Lebanon had a population of 70,000 to 100,000 Mhallami prior to Lebanese Civil War.[3] Their origin and legal status became a particular concern when they started to seek asylum in Western European countries en masse in early 1980s.[4]

Mhallami association[edit]

The first Mhallami cultural association of Turkey was founded in February 2008 in Hapsınas (Mercimekli) village of Midyat[5] where the people still speak fluent Syriac.[6] The association, jointly with the Syriac Cultural Association of Midyat, had organised the first international Mhallami conference in August 2008.[7] Most of Mhallamis in Turkey live in Mardin and their famous place is Yerköy. It is a village that well known by the other name is Binardke. There are also 25 villages like that in the region.

References[edit]
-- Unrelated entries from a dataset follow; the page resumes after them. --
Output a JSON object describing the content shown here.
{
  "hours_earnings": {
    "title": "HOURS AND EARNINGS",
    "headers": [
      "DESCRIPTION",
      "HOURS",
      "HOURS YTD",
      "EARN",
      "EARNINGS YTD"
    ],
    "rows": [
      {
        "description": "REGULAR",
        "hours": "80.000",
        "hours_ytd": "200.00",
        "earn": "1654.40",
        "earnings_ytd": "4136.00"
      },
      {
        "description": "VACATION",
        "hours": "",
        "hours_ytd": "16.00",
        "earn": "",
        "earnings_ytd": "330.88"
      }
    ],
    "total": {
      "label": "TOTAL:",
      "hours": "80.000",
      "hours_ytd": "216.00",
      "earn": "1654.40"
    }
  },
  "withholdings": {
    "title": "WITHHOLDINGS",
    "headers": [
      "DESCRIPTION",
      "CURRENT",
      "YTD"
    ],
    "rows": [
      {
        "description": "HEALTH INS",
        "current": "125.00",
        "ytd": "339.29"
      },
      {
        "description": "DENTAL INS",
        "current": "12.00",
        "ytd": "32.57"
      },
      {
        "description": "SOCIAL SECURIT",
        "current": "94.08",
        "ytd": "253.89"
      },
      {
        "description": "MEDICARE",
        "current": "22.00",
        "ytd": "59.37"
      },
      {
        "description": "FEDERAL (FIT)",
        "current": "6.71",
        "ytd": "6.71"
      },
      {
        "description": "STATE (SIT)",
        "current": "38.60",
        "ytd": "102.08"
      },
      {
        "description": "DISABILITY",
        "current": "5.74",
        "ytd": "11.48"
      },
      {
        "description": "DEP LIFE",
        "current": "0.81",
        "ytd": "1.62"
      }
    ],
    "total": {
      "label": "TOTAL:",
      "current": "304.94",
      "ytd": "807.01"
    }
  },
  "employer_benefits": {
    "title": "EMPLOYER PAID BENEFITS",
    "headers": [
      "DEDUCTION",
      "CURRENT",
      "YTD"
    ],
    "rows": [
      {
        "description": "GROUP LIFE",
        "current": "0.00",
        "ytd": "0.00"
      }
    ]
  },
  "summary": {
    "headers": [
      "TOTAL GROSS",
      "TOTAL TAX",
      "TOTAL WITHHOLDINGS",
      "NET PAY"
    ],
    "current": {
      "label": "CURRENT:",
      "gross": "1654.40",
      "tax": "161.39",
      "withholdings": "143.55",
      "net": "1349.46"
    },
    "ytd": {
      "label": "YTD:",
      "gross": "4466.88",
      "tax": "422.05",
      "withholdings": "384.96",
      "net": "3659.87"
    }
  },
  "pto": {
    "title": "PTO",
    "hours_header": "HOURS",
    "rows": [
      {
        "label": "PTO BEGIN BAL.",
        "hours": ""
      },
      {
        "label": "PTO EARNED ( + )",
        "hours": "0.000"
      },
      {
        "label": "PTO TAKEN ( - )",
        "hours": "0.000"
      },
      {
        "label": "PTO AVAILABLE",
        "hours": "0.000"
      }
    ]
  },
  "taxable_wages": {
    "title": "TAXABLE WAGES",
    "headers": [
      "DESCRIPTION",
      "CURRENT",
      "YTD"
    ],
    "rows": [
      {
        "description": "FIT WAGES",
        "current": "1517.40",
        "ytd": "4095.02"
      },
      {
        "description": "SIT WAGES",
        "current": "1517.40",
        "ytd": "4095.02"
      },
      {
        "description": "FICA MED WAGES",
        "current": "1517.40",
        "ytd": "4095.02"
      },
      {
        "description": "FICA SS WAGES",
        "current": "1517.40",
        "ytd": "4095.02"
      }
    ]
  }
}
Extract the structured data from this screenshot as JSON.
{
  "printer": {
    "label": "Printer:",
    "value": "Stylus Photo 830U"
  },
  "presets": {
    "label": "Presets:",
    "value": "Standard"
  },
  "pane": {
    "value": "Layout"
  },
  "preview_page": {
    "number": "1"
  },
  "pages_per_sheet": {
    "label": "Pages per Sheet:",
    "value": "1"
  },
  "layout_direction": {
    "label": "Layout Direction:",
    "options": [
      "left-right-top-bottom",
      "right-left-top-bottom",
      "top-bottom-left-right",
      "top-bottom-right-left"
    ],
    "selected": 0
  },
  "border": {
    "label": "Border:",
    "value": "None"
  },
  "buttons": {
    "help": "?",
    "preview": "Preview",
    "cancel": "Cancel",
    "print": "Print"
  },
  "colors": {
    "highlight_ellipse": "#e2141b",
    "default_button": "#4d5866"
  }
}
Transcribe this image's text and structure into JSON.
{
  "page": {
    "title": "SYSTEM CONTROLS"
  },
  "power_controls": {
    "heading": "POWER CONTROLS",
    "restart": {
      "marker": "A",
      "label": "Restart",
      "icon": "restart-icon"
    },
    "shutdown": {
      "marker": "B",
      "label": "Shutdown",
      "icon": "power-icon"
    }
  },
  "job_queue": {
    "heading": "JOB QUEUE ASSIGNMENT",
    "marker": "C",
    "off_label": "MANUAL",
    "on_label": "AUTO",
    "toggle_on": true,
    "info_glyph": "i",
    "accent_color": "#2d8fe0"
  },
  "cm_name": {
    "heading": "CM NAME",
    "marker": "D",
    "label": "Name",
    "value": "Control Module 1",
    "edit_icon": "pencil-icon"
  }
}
  1. ^ Organisierte Kriminalität: Schrecklich nette Familien; Spiegel Online (German)
  2. ^ Nations Without States: A Historical Dictionary of Contemporary National Movements. by James Minahan (1996, Greenwood Press) p. 247f.
  3. ^ Die Libanon-Flüchtlinge in Berlin Ralph Ghadban (German)
  4. ^ Heinrich Freckmann, Jürgen Kalmbach: Staatenlose Kurden aus dem Libanon oder türkische Staatsangehörige? (Ergebnis einer Untersuchung vom 08.–18. März 2001 in Beirut, Mardin und Ankara), Hannover, Hildesheim, 2001; S. 3–4 (German)
  5. ^ Mıhellemi Kültürü Üzerine Dernek Midyat'ta Kuruldu Bianet (Turkish)
  6. ^ Mıhellemiler Hakkında mhalmi.com (Turkish)
  7. ^ 1. Uluslar Arası Mıhellemi Konferansı Midyatsesi (Turkish)